It was 1969, and nobody knew that it was the end of an era. This was before the national cynacism set in because of Watergate. It was before politicians like Reagan started bashing the government, and future generations would pick up on that and treat our government like it was the enemy. It was a time when we strived together through government, and greed was considered a bad thing.
By fulfilling Kennedy's promise to put a man on the moon before the end of the sixties, NASA and Neil Armstrong showed what government can do. The Apollo 11 landing was something of pure good, pure success. It was using government (partnered with business) to create entire new technologies, to embrace (rather than mock) science, and to literally reach for the stars in a way that was unheard of only ten years earlier.
Neil was the symbol for all that America could be. None of us knew at the time how short-lived the promise of America would be.
As for Neil, I was always impressed by his humility. I mean, 600 years from now, nobody will know who Michael Jordan is — maybe not even Michael Jackson.

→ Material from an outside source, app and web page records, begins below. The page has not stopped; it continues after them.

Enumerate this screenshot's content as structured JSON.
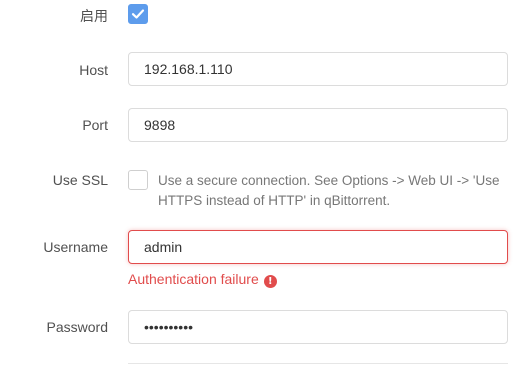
{
  "form": {
    "enable": {
      "label": "启用",
      "checked": true
    },
    "host": {
      "label": "Host",
      "value": "192.168.1.110"
    },
    "port": {
      "label": "Port",
      "value": "9898"
    },
    "use_ssl": {
      "label": "Use SSL",
      "checked": false,
      "help": "Use a secure connection. See Options -> Web UI -> 'Use HTTPS instead of HTTP' in qBittorrent."
    },
    "username": {
      "label": "Username",
      "value": "admin",
      "error": "Authentication failure",
      "error_icon": "!"
    },
    "password": {
      "label": "Password",
      "value": "••••••••••"
    }
  },
  "colors": {
    "accent": "#5d9cec",
    "error": "#e14c4c",
    "label": "#505050",
    "border": "#dcdcdc"
  }
}
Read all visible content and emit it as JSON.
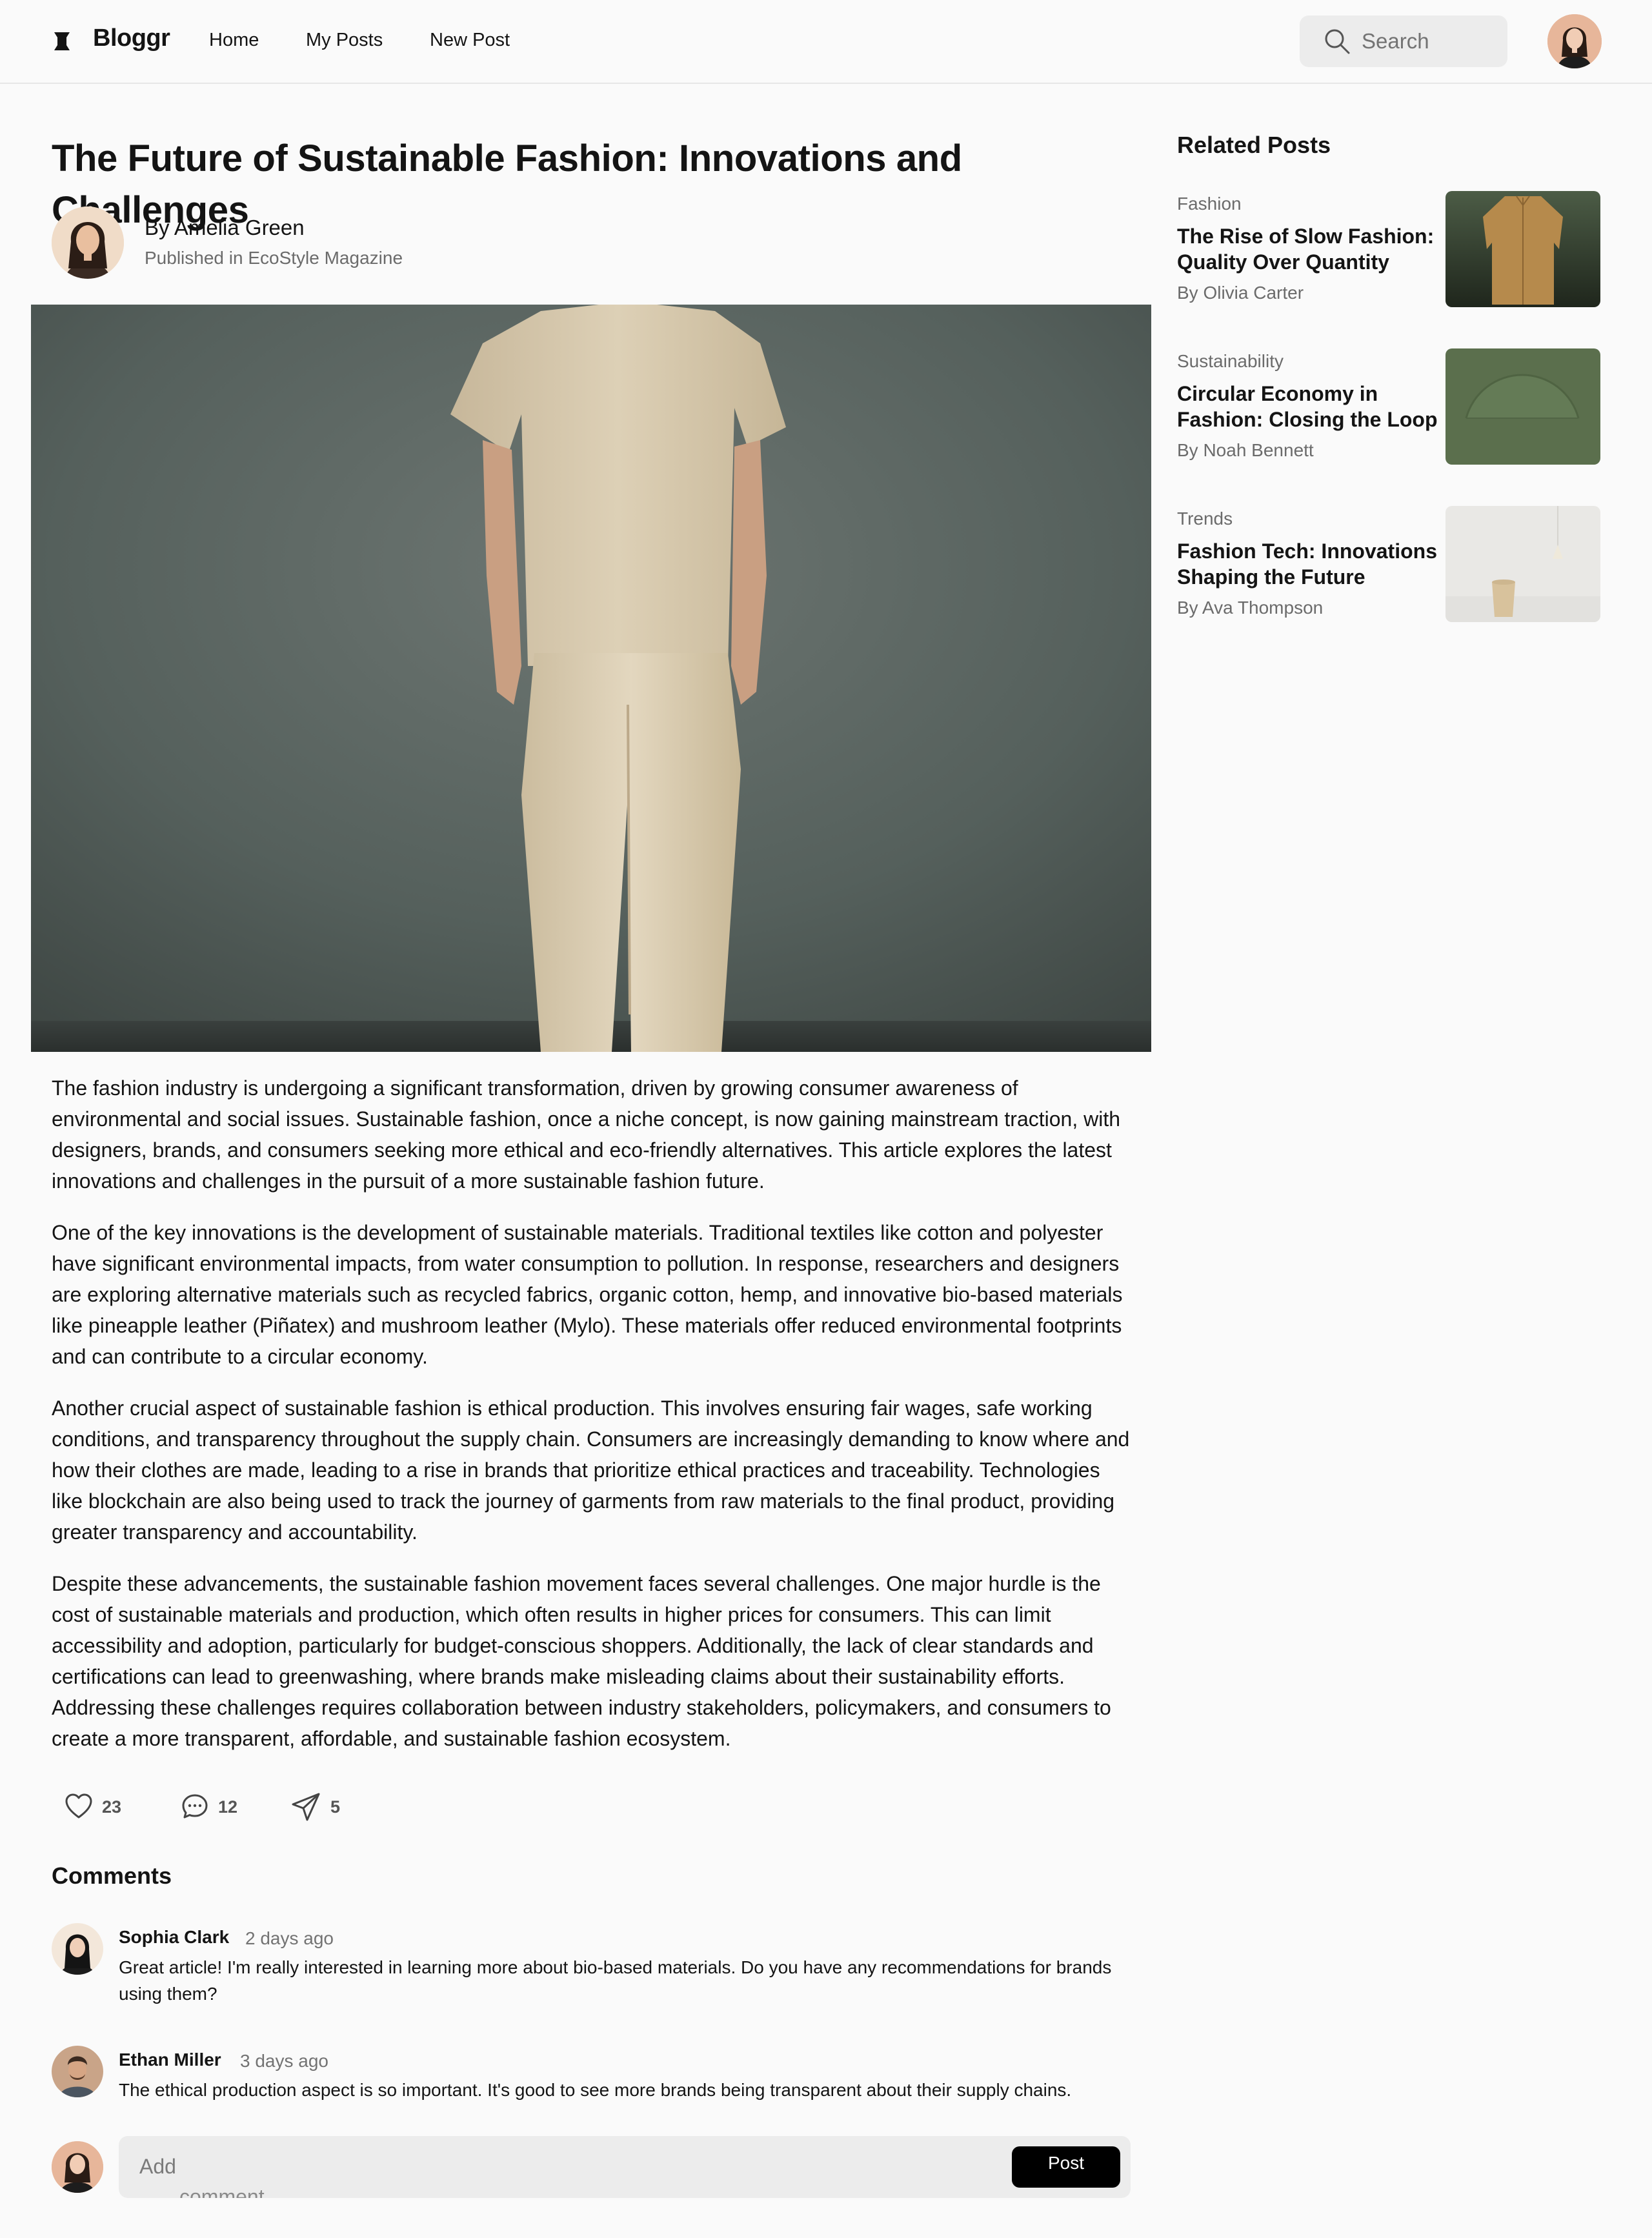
{
  "header": {
    "logo_text": "Bloggr",
    "nav": [
      "Home",
      "My Posts",
      "New Post"
    ],
    "search_placeholder": "Search"
  },
  "article": {
    "title": "The Future of Sustainable Fashion: Innovations and Challenges",
    "author": "By Amelia Green",
    "publication": "Published in EcoStyle Magazine",
    "paragraphs": [
      "The fashion industry is undergoing a significant transformation, driven by growing consumer awareness of environmental and social issues. Sustainable fashion, once a niche concept, is now gaining mainstream traction, with designers, brands, and consumers seeking more ethical and eco-friendly alternatives. This article explores the latest innovations and challenges in the pursuit of a more sustainable fashion future.",
      "One of the key innovations is the development of sustainable materials. Traditional textiles like cotton and polyester have significant environmental impacts, from water consumption to pollution. In response, researchers and designers are exploring alternative materials such as recycled fabrics, organic cotton, hemp, and innovative bio-based materials like pineapple leather (Piñatex) and mushroom leather (Mylo). These materials offer reduced environmental footprints and can contribute to a circular economy.",
      "Another crucial aspect of sustainable fashion is ethical production. This involves ensuring fair wages, safe working conditions, and transparency throughout the supply chain. Consumers are increasingly demanding to know where and how their clothes are made, leading to a rise in brands that prioritize ethical practices and traceability. Technologies like blockchain are also being used to track the journey of garments from raw materials to the final product, providing greater transparency and accountability.",
      "Despite these advancements, the sustainable fashion movement faces several challenges. One major hurdle is the cost of sustainable materials and production, which often results in higher prices for consumers. This can limit accessibility and adoption, particularly for budget-conscious shoppers. Additionally, the lack of clear standards and certifications can lead to greenwashing, where brands make misleading claims about their sustainability efforts. Addressing these challenges requires collaboration between industry stakeholders, policymakers, and consumers to create a more transparent, affordable, and sustainable fashion ecosystem."
    ],
    "likes": "23",
    "comments_count": "12",
    "shares": "5"
  },
  "comments": {
    "title": "Comments",
    "items": [
      {
        "name": "Sophia Clark",
        "time": "2 days ago",
        "text": "Great article! I'm really interested in learning more about bio-based materials. Do you have any recommendations for brands using them?"
      },
      {
        "name": "Ethan Miller",
        "time": "3 days ago",
        "text": "The ethical production aspect is so important. It's good to see more brands being transparent about their supply chains."
      }
    ],
    "add_placeholder": "Add",
    "add_placeholder_overflow": "comment",
    "post_label": "Post"
  },
  "related": {
    "title": "Related Posts",
    "items": [
      {
        "category": "Fashion",
        "title": "The Rise of Slow Fashion: Quality Over Quantity",
        "author": "By Olivia Carter"
      },
      {
        "category": "Sustainability",
        "title": "Circular Economy in Fashion: Closing the Loop",
        "author": "By Noah Bennett"
      },
      {
        "category": "Trends",
        "title": "Fashion Tech: Innovations Shaping the Future",
        "author": "By Ava Thompson"
      }
    ]
  },
  "colors": {
    "background": "#fafafa",
    "search_bg": "#ececec",
    "post_button": "#000000",
    "muted_text": "#6b6b6b"
  },
  "icons": [
    "logo-icon",
    "search-icon",
    "heart-icon",
    "comment-icon",
    "share-icon"
  ]
}
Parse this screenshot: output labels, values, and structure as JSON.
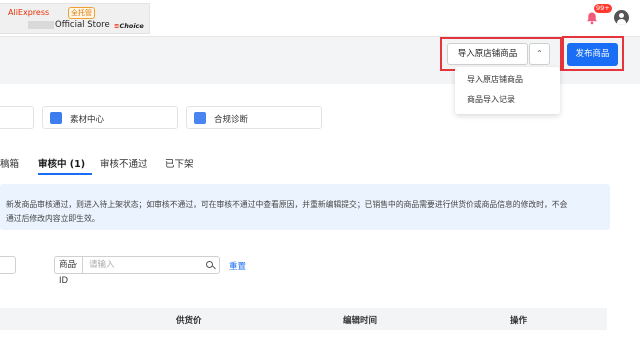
{
  "header": {
    "brand": "AliExpress",
    "brand_tag": "全托管",
    "store_name": "Official Store",
    "choice_prefix": "Choice",
    "notification_count": "99+"
  },
  "actions": {
    "import_button": "导入原店铺商品",
    "publish_button": "发布商品",
    "dropdown_items": [
      "导入原店铺商品",
      "商品导入记录"
    ]
  },
  "tools": [
    {
      "label": "素材中心",
      "icon": "image-icon"
    },
    {
      "label": "合规诊断",
      "icon": "diagnosis-icon"
    }
  ],
  "tabs": [
    {
      "label": "稿箱",
      "active": false
    },
    {
      "label": "审核中 (1)",
      "active": true
    },
    {
      "label": "审核不通过",
      "active": false
    },
    {
      "label": "已下架",
      "active": false
    }
  ],
  "notice": {
    "line1": "新发商品审核通过，则进入待上架状态；如审核不通过，可在审核不通过中查看原因，并重新编辑提交；已销售中的商品需要进行供货价或商品信息的修改时，不会",
    "line2": "通过后修改内容立即生效。"
  },
  "filter": {
    "select_value": "商品ID",
    "search_placeholder": "请输入",
    "reset_label": "重置"
  },
  "table": {
    "columns": [
      "供货价",
      "编辑时间",
      "操作"
    ]
  },
  "colors": {
    "primary": "#1a6ef5",
    "highlight_box": "#e5343c",
    "notice_bg": "#eaf3fe"
  }
}
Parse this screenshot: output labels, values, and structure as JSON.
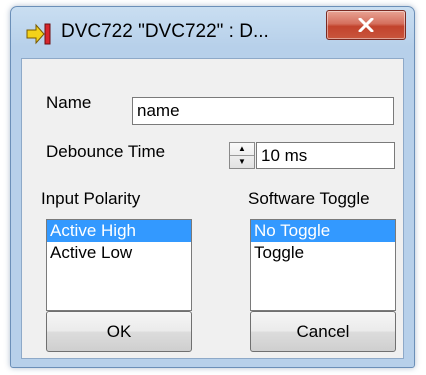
{
  "window": {
    "title": "DVC722 \"DVC722\" : D...",
    "close_label": "X"
  },
  "form": {
    "name_label": "Name",
    "name_value": "name",
    "debounce_label": "Debounce Time",
    "debounce_value": "10 ms",
    "input_polarity_label": "Input Polarity",
    "input_polarity_items": [
      "Active High",
      "Active Low"
    ],
    "input_polarity_selected": "Active High",
    "software_toggle_label": "Software Toggle",
    "software_toggle_items": [
      "No Toggle",
      "Toggle"
    ],
    "software_toggle_selected": "No Toggle"
  },
  "buttons": {
    "ok_label": "OK",
    "cancel_label": "Cancel"
  },
  "icons": {
    "app": "yellow-arrow-red-gate-icon",
    "close": "close-icon",
    "spin_up": "spin-up-icon",
    "spin_down": "spin-down-icon"
  },
  "colors": {
    "selection": "#3399ff",
    "close_button": "#c9553c",
    "title_bar": "#b7d0ea"
  }
}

But Neil Armstrong's name will forever be placed alongside the great explorers — Magellan, Columbus, etc. — who went to places virtually unknown. That's got to be a heady experience. But after retiring from NASA, Neil went quietly into the shadows — doing consulting work and farming instead of cashing in on his name. You gotta respect that.
Neil Armstrong passed away this weekend at the age of 82.